Future liquefied propane gas (LPG) vehicles could run on fuel derived from algae, according to researchers involved in a four-year €3.7m (£3.1m) EU-funded project.
The Directfuel consortium, which involves eight academic and industrial partners from Europe and one from the US, aims to genetically modify algae using special enzymes so that it emits propane gas. The gas would then be collected and compressed through the normal propane-processing procedure, turning it into its liquid form. This could be used for filling up the tanks of any LPG vehicle.
Dr David Leys, a biologist from Manchester University, a project participant, explained that no organisms − including algae − emit propane naturally.
But with the addition of enzymes, their behaviour will change. Leys compared the phenomena to the way bananas use ethylene to ripen fruit.
One of the advantages of the Directfuel technology is that the algae would be grown in industrial bioreactors exposed to sunlight, so it would not compete for space with food crops on agricultural land − unlike most biofuels.
Another difference is that the algae never needs to be harvested.

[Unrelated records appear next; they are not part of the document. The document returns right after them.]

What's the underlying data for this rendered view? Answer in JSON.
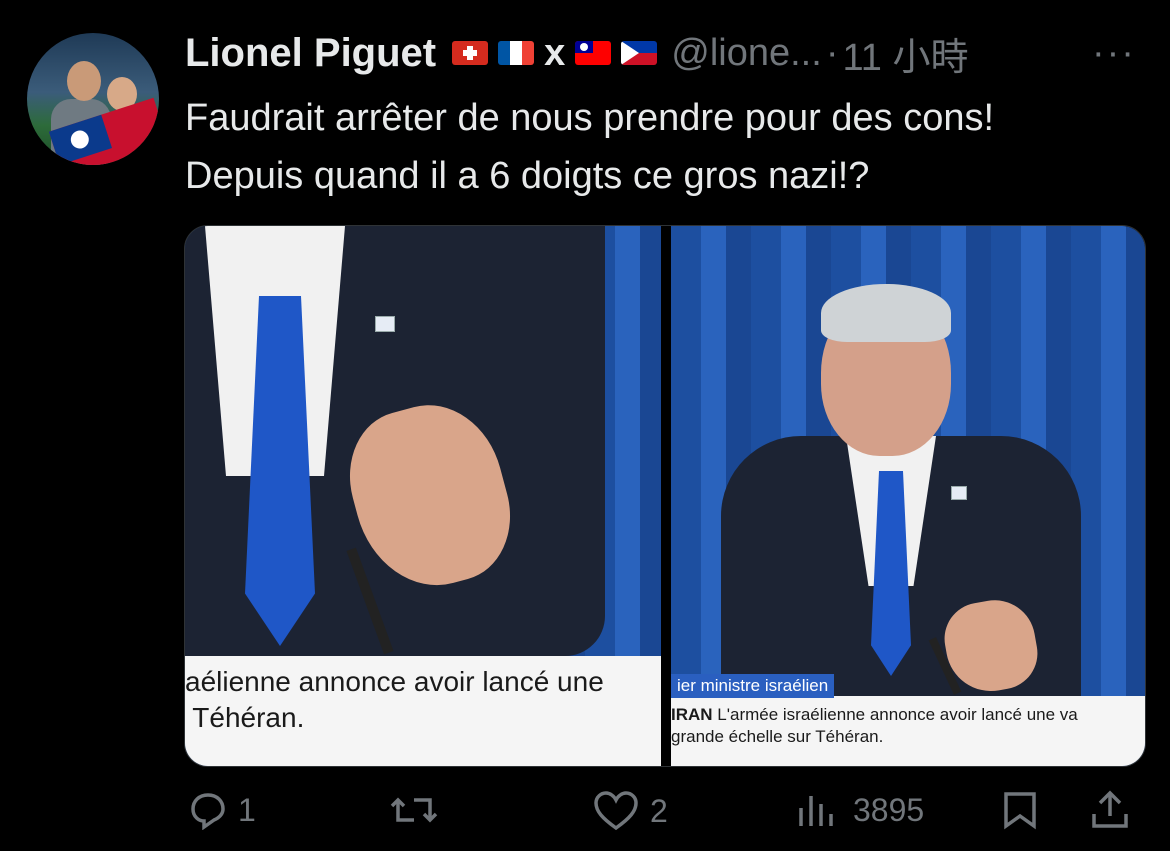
{
  "tweet": {
    "author_name": "Lionel Piguet",
    "flags": [
      "swiss-flag-icon",
      "france-flag-icon",
      "taiwan-flag-icon",
      "philippines-flag-icon"
    ],
    "flag_separator": "x",
    "handle": "@lione...",
    "time_separator": "·",
    "time": "11 小時",
    "more": "···",
    "text_line1": "Faudrait arrêter de nous prendre pour des cons!",
    "text_line2": "Depuis quand il a 6 doigts ce gros nazi!?"
  },
  "media": {
    "left_ticker_line1": "aélienne annonce avoir lancé une",
    "left_ticker_line2": " Téhéran.",
    "right_ticker_label": "ier ministre israélien",
    "right_ticker_topic": "IRAN",
    "right_ticker_line1": " L'armée israélienne annonce avoir lancé une va",
    "right_ticker_line2": "grande échelle sur Téhéran."
  },
  "actions": {
    "replies": "1",
    "retweets": "",
    "likes": "2",
    "views": "3895"
  },
  "colors": {
    "background": "#000000",
    "text": "#e7e9ea",
    "muted": "#71767b"
  }
}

The only thing fuel producers need is the gas emitted from the reactor.
Principal investigator Patrik Jones, from Finnish university Turun Yliopisto, said that this is more of a direct process compared with the steps involved in conventional biofuel production.
‘You have the potential to have very high efficiencies, but it’s theoretical at the moment,’ he added.

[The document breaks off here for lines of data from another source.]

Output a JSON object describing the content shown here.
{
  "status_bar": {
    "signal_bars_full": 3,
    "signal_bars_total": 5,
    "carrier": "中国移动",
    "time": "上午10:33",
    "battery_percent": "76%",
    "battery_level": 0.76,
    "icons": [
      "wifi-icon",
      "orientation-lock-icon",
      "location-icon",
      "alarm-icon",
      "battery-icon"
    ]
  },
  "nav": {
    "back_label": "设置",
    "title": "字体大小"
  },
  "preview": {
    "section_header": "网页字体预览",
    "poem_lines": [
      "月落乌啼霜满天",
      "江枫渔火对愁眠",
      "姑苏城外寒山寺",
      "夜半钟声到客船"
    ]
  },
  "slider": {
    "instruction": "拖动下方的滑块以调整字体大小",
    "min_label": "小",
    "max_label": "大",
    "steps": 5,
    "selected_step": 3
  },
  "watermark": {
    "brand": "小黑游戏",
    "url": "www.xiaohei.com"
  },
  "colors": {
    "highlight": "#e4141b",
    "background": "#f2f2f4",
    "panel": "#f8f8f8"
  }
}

When compared with fuels such as petrol and diesel, LPG is viewed as a more environmentally friendly alternative because it contains less carbon and produces fewer harmful emissions.
LPG is currently used as a transport fuel in more than 13 million vehicles worldwide, according to UK LPG − the British trade association for the LPG industry.
It estimated that there are more than seven million LPG vehicles in Europe and approximately 150,000 on UK roads. However, it noted that the UK market is predominantly cars and light commercial vehicles up to 3.5 tonnes.
Most petrol-driven vehicles can be converted to run on LPG.
By the end of the project in four years, Leys said the group hopes to demonstrate a working prototype photobioreactor of approximately 300 litres in size. The reactor is being developed by Directfuel partner Photon Systems Instruments in the Czech Republic.
‘There could be cars driving on the road with propane from algae in about 10 years time,’ he said.